Records shown below:

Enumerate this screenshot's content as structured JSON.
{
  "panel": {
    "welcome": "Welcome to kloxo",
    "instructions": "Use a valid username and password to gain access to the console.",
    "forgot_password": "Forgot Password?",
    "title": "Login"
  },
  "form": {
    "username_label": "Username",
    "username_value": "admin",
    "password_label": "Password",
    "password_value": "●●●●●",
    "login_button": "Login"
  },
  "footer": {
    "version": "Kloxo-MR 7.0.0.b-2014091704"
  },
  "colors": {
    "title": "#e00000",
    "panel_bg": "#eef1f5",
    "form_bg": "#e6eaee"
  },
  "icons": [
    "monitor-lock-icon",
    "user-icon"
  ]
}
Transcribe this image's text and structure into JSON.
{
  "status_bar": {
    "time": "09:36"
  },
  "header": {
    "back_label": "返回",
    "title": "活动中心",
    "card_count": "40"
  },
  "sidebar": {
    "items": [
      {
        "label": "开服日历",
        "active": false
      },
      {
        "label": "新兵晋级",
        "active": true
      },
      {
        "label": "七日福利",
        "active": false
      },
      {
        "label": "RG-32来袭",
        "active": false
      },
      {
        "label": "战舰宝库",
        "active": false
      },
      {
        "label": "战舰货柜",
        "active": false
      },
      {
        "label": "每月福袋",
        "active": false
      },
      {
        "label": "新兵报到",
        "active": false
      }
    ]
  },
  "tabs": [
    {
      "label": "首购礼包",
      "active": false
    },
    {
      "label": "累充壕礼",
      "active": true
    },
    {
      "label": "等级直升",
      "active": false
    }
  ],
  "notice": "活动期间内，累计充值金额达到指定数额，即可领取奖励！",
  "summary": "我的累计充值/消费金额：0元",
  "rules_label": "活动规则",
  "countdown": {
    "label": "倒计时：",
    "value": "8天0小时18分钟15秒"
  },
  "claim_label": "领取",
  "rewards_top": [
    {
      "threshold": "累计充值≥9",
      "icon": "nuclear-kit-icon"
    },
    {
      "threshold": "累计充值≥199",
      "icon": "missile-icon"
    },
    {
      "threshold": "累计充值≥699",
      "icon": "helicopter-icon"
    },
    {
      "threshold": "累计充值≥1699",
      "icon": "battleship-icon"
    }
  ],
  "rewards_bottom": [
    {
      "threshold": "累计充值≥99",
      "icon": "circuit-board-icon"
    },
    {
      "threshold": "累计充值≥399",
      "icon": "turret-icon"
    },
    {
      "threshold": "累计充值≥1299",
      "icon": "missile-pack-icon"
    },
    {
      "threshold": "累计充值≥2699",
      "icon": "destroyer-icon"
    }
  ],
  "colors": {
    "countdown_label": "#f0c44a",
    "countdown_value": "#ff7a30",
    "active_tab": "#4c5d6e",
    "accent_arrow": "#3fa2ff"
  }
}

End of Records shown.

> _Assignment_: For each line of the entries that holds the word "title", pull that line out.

> _The answer_:
    "title": "Login"
    "title": "#e00000",
    "title": "活动中心",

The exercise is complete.